ASSIGNMENT
Examine each line of the data. Copy those that contain the string "Share".

Data records for software interfaces:
↓

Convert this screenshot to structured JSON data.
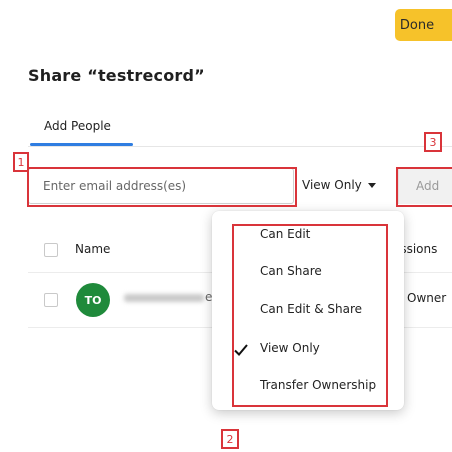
{
  "header": {
    "done_label": "Done",
    "title": "Share “testrecord”"
  },
  "tabs": [
    {
      "label": "Add People",
      "active": true
    }
  ],
  "invite": {
    "email_placeholder": "Enter email address(es)",
    "email_value": "",
    "permission_selected": "View Only",
    "add_label": "Add"
  },
  "table": {
    "headers": {
      "name": "Name",
      "permissions": "issions"
    },
    "rows": [
      {
        "avatar_initials": "TO",
        "avatar_color": "#1f8a3b",
        "name_suffix": "e",
        "permission": "Owner"
      }
    ]
  },
  "permission_menu": {
    "items": [
      {
        "label": "Can Edit",
        "checked": false
      },
      {
        "label": "Can Share",
        "checked": false
      },
      {
        "label": "Can Edit & Share",
        "checked": false
      },
      {
        "label": "View Only",
        "checked": true
      },
      {
        "label": "Transfer Ownership",
        "checked": false
      }
    ]
  },
  "annotations": {
    "marker_1": "1",
    "marker_2": "2",
    "marker_3": "3",
    "color": "#d9343a"
  },
  "colors": {
    "done_button": "#f6c22a",
    "tab_underline": "#2f7de1",
    "add_button_bg": "#f1f1f1"
  }
}
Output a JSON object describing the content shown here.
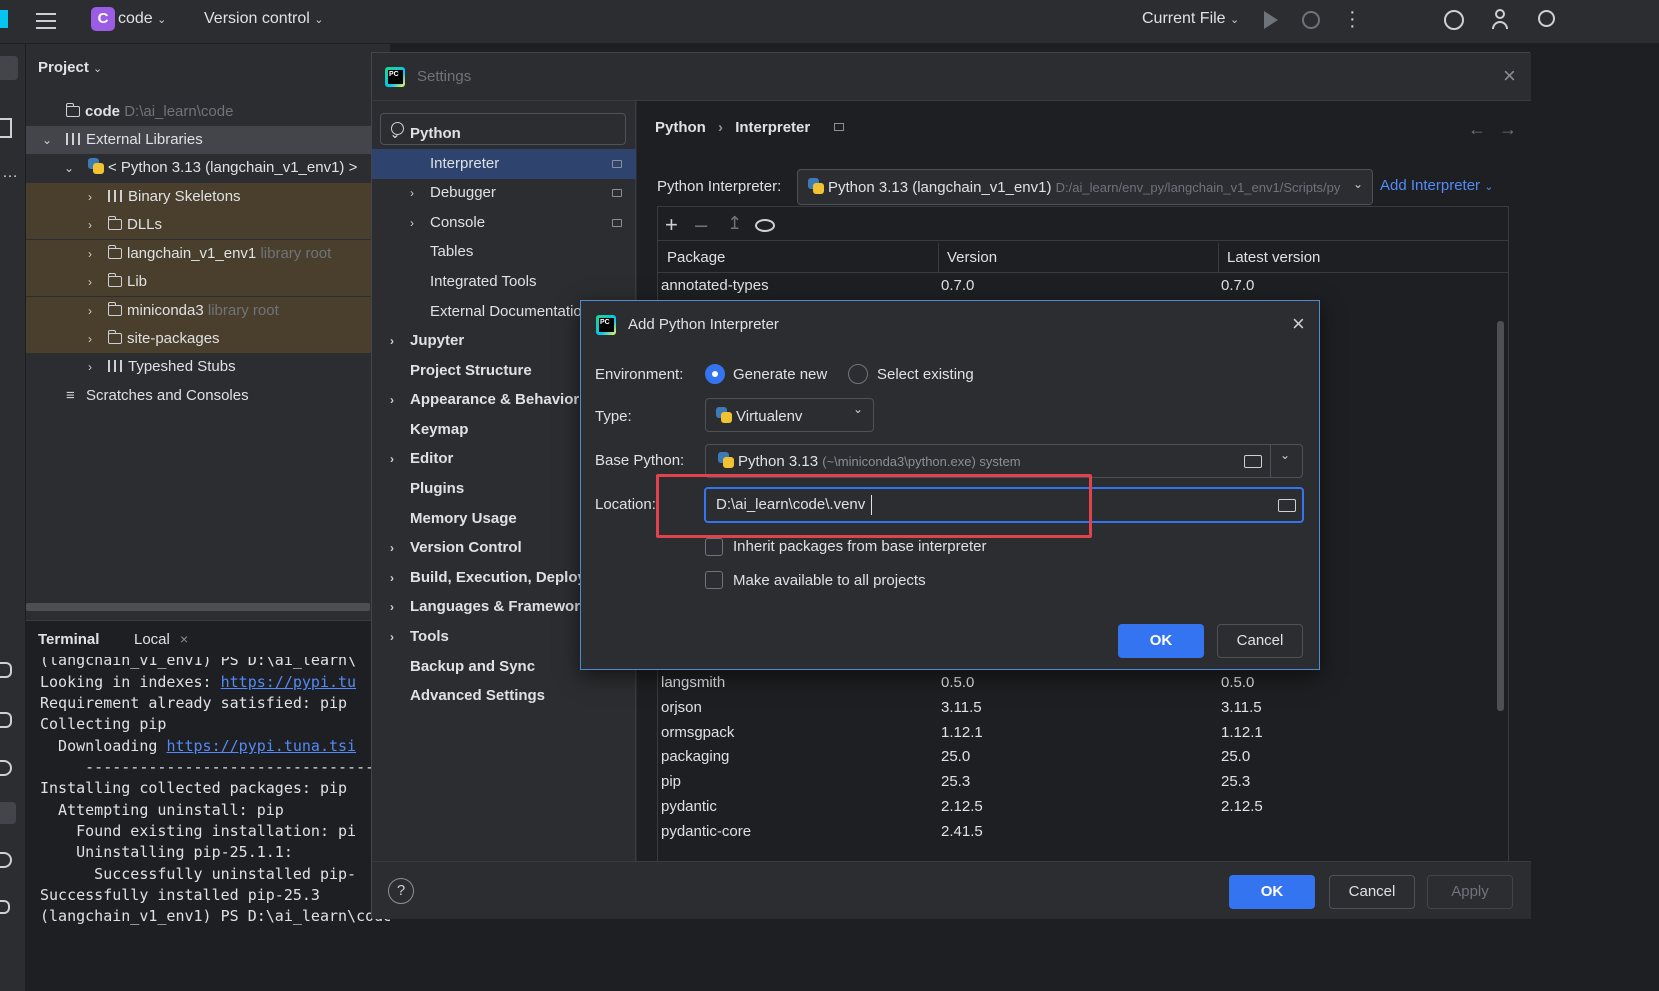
{
  "topbar": {
    "project_letter": "C",
    "project_name": "code",
    "vcs": "Version control",
    "run_config": "Current File"
  },
  "project_panel": {
    "title": "Project",
    "tree": [
      {
        "label": "code",
        "hint": "D:\\ai_learn\\code"
      },
      {
        "label": "External Libraries",
        "hint": ""
      },
      {
        "label": "< Python 3.13 (langchain_v1_env1) >",
        "hint": ""
      },
      {
        "label": "Binary Skeletons",
        "hint": ""
      },
      {
        "label": "DLLs",
        "hint": ""
      },
      {
        "label": "langchain_v1_env1",
        "hint": "library root"
      },
      {
        "label": "Lib",
        "hint": ""
      },
      {
        "label": "miniconda3",
        "hint": "library root"
      },
      {
        "label": "site-packages",
        "hint": ""
      },
      {
        "label": "Typeshed Stubs",
        "hint": ""
      },
      {
        "label": "Scratches and Consoles",
        "hint": ""
      }
    ]
  },
  "terminal": {
    "tab_title": "Terminal",
    "tab_local": "Local",
    "lines": [
      "(langchain_v1_env1) PS D:\\ai_learn\\",
      "Looking in indexes: ",
      "Requirement already satisfied: pip",
      "Collecting pip",
      "  Downloading ",
      "     ---------------------------------",
      "Installing collected packages: pip",
      "  Attempting uninstall: pip",
      "    Found existing installation: pi",
      "    Uninstalling pip-25.1.1:",
      "      Successfully uninstalled pip-",
      "Successfully installed pip-25.3",
      "(langchain_v1_env1) PS D:\\ai_learn\\code> "
    ],
    "link1": "https://pypi.tu",
    "link2": "https://pypi.tuna.tsi"
  },
  "settings": {
    "title": "Settings",
    "search_placeholder": "",
    "nav": [
      {
        "label": "Python",
        "bold": true,
        "arrow": "v"
      },
      {
        "label": "Interpreter",
        "bold": false,
        "arrow": ""
      },
      {
        "label": "Debugger",
        "bold": false,
        "arrow": ">"
      },
      {
        "label": "Console",
        "bold": false,
        "arrow": ">"
      },
      {
        "label": "Tables",
        "bold": false,
        "arrow": ""
      },
      {
        "label": "Integrated Tools",
        "bold": false,
        "arrow": ""
      },
      {
        "label": "External Documentation",
        "bold": false,
        "arrow": ""
      },
      {
        "label": "Jupyter",
        "bold": true,
        "arrow": ">"
      },
      {
        "label": "Project Structure",
        "bold": true,
        "arrow": ""
      },
      {
        "label": "Appearance & Behavior",
        "bold": true,
        "arrow": ">"
      },
      {
        "label": "Keymap",
        "bold": true,
        "arrow": ""
      },
      {
        "label": "Editor",
        "bold": true,
        "arrow": ">"
      },
      {
        "label": "Plugins",
        "bold": true,
        "arrow": ""
      },
      {
        "label": "Memory Usage",
        "bold": true,
        "arrow": ""
      },
      {
        "label": "Version Control",
        "bold": true,
        "arrow": ">"
      },
      {
        "label": "Build, Execution, Deployment",
        "bold": true,
        "arrow": ">"
      },
      {
        "label": "Languages & Frameworks",
        "bold": true,
        "arrow": ">"
      },
      {
        "label": "Tools",
        "bold": true,
        "arrow": ">"
      },
      {
        "label": "Backup and Sync",
        "bold": true,
        "arrow": ""
      },
      {
        "label": "Advanced Settings",
        "bold": true,
        "arrow": ""
      }
    ],
    "breadcrumb_parent": "Python",
    "breadcrumb_sep": "›",
    "breadcrumb_current": "Interpreter",
    "interpreter_label": "Python Interpreter:",
    "interpreter_value": "Python 3.13 (langchain_v1_env1)",
    "interpreter_path": "D:/ai_learn/env_py/langchain_v1_env1/Scripts/py",
    "add_interpreter": "Add Interpreter",
    "columns": [
      "Package",
      "Version",
      "Latest version"
    ],
    "packages_top": [
      {
        "name": "annotated-types",
        "version": "0.7.0",
        "latest": "0.7.0"
      }
    ],
    "packages": [
      {
        "name": "langsmith",
        "version": "0.5.0",
        "latest": "0.5.0"
      },
      {
        "name": "orjson",
        "version": "3.11.5",
        "latest": "3.11.5"
      },
      {
        "name": "ormsgpack",
        "version": "1.12.1",
        "latest": "1.12.1"
      },
      {
        "name": "packaging",
        "version": "25.0",
        "latest": "25.0"
      },
      {
        "name": "pip",
        "version": "25.3",
        "latest": "25.3"
      },
      {
        "name": "pydantic",
        "version": "2.12.5",
        "latest": "2.12.5"
      },
      {
        "name": "pydantic-core",
        "version": "2.41.5",
        "latest": ""
      }
    ],
    "ok": "OK",
    "cancel": "Cancel",
    "apply": "Apply",
    "help": "?"
  },
  "add_interpreter": {
    "title": "Add Python Interpreter",
    "environment_label": "Environment:",
    "opt_generate": "Generate new",
    "opt_select": "Select existing",
    "type_label": "Type:",
    "type_value": "Virtualenv",
    "base_label": "Base Python:",
    "base_value": "Python 3.13",
    "base_hint": "(~\\miniconda3\\python.exe) system",
    "location_label": "Location:",
    "location_value": "D:\\ai_learn\\code\\.venv",
    "inherit": "Inherit packages from base interpreter",
    "make_available": "Make available to all projects",
    "ok": "OK",
    "cancel": "Cancel"
  },
  "colors": {
    "accent": "#3574f0",
    "highlight_box": "#e0434b"
  }
}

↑

TASK RESPONSE
    "title": "Share “testrecord”"
        "label": "Can Share",
        "label": "Can Edit & Share",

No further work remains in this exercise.